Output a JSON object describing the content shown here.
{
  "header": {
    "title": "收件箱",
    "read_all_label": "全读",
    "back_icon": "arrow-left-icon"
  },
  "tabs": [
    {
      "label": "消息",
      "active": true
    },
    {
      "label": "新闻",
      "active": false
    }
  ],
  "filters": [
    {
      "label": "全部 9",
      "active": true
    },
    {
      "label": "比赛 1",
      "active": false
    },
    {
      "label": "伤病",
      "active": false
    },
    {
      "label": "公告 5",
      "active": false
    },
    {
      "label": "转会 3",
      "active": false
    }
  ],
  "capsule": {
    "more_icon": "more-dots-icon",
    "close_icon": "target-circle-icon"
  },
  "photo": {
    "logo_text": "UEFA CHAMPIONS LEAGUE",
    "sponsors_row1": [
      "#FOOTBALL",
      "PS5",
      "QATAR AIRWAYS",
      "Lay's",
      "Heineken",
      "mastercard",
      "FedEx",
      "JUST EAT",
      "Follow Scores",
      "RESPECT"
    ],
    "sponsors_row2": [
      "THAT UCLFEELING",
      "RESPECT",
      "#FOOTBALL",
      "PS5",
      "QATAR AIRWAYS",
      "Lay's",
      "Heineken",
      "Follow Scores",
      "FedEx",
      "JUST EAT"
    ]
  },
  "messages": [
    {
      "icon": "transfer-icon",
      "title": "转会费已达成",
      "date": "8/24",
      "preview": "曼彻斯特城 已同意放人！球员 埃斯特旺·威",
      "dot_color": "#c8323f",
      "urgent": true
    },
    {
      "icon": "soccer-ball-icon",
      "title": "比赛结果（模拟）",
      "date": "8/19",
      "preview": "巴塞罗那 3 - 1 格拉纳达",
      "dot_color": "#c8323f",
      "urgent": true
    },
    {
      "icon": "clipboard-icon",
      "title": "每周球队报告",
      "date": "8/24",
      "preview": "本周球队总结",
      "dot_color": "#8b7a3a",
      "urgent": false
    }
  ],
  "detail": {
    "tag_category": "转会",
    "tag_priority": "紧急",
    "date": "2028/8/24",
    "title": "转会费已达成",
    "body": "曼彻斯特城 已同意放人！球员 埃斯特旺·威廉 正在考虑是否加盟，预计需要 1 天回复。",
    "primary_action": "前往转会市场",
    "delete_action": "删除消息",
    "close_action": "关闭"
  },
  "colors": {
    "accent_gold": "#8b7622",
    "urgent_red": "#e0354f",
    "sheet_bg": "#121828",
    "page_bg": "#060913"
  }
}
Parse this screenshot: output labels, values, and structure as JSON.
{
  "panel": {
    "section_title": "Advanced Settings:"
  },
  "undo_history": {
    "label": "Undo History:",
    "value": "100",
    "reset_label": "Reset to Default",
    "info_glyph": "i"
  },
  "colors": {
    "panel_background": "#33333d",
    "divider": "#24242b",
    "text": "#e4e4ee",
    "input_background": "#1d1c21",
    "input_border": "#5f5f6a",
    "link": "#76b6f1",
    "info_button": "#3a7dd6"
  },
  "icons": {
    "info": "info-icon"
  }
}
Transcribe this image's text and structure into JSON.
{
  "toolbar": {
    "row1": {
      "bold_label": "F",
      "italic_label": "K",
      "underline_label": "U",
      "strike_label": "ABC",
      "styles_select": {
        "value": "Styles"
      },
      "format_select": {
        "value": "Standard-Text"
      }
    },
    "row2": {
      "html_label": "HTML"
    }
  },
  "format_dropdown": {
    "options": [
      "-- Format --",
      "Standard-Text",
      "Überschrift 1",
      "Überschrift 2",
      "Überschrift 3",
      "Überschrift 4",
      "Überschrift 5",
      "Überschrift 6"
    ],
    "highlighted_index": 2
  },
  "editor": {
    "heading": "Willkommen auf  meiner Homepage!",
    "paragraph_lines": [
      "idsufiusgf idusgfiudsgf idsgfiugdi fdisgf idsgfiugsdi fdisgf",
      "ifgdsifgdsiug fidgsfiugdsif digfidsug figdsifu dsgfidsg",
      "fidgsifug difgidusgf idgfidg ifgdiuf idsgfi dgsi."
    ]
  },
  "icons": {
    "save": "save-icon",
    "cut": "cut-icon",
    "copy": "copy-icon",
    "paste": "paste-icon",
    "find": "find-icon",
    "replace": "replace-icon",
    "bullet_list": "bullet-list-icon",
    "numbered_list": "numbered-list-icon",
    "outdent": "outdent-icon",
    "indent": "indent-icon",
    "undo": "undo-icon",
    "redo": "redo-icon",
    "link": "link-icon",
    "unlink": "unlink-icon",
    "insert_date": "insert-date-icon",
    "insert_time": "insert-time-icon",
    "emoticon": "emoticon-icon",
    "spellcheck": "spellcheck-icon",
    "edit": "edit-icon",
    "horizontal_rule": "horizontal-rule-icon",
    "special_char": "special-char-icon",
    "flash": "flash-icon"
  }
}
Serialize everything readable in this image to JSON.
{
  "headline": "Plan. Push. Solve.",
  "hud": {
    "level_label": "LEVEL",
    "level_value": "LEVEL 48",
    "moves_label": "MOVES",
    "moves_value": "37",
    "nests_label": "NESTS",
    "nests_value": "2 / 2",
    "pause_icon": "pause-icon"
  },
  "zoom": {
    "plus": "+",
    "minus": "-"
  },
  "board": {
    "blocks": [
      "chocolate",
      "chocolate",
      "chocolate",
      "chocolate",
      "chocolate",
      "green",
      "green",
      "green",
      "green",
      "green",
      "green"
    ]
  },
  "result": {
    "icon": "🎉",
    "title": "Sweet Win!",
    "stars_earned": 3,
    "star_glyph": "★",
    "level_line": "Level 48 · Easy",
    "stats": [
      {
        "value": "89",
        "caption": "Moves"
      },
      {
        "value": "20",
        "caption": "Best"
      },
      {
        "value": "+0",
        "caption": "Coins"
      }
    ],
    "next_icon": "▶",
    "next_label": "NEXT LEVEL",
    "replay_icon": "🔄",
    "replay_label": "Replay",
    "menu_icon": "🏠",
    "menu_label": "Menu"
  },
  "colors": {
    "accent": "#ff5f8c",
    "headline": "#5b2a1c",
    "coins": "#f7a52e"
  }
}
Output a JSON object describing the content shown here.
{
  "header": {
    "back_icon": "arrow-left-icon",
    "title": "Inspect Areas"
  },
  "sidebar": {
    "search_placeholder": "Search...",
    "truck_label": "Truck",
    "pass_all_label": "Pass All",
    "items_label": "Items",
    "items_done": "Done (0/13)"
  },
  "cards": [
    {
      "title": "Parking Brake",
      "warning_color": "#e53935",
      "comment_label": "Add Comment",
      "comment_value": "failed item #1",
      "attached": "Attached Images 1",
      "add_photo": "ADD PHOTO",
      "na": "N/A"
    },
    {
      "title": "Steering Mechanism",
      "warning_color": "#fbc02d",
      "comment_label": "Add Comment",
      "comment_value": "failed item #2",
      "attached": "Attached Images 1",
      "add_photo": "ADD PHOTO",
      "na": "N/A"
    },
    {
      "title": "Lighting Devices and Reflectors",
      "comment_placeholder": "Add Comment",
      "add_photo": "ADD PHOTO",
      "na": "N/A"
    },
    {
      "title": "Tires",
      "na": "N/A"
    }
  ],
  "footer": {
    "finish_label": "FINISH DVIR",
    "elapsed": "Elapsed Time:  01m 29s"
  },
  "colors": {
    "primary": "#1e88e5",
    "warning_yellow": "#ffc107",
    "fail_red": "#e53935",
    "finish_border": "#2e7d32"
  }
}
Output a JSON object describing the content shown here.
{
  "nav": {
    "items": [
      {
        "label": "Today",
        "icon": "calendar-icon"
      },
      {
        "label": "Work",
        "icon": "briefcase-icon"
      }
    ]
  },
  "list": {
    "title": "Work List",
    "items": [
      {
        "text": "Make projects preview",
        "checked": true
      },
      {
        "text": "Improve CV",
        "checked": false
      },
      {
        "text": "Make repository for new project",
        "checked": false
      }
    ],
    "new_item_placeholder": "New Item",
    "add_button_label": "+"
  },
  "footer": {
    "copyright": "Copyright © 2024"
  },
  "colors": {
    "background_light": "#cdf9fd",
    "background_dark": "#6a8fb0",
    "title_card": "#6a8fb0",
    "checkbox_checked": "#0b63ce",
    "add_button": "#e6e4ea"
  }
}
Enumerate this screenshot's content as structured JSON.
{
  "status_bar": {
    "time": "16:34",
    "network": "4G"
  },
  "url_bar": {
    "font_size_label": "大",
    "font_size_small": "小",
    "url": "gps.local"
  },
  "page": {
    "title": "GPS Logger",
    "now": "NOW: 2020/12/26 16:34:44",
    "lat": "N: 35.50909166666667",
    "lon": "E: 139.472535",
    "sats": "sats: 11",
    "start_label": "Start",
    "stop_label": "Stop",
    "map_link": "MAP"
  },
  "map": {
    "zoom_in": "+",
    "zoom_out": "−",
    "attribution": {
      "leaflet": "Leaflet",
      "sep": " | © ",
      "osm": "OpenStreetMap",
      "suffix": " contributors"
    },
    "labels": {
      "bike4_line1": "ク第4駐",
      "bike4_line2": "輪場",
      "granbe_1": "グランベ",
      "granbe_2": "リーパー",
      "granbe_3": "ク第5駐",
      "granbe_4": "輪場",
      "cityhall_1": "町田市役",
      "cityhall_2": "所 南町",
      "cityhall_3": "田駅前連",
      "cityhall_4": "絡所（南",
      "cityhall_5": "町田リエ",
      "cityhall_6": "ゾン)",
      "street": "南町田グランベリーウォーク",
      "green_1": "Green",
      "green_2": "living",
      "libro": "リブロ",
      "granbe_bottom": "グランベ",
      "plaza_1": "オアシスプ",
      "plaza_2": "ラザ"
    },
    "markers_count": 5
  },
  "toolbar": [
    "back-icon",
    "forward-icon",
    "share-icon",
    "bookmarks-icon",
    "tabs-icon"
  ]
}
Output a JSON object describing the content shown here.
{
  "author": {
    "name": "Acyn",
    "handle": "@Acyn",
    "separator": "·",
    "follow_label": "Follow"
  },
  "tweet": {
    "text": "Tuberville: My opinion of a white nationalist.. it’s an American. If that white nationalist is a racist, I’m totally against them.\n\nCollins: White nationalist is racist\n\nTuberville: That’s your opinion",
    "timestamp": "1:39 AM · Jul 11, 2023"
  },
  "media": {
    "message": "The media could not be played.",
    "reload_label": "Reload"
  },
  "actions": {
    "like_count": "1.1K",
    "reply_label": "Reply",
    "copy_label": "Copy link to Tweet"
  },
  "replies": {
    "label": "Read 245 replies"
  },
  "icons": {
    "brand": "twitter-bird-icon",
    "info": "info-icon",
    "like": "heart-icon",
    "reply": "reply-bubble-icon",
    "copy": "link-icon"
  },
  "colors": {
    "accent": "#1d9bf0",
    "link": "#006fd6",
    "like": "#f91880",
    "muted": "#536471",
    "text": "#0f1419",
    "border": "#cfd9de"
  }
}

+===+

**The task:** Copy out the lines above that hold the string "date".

**Response to this task:**
      "date": "8/24",
      "date": "8/19",
      "date": "8/24",
    "date": "2028/8/24",
    "insert_date": "insert-date-icon",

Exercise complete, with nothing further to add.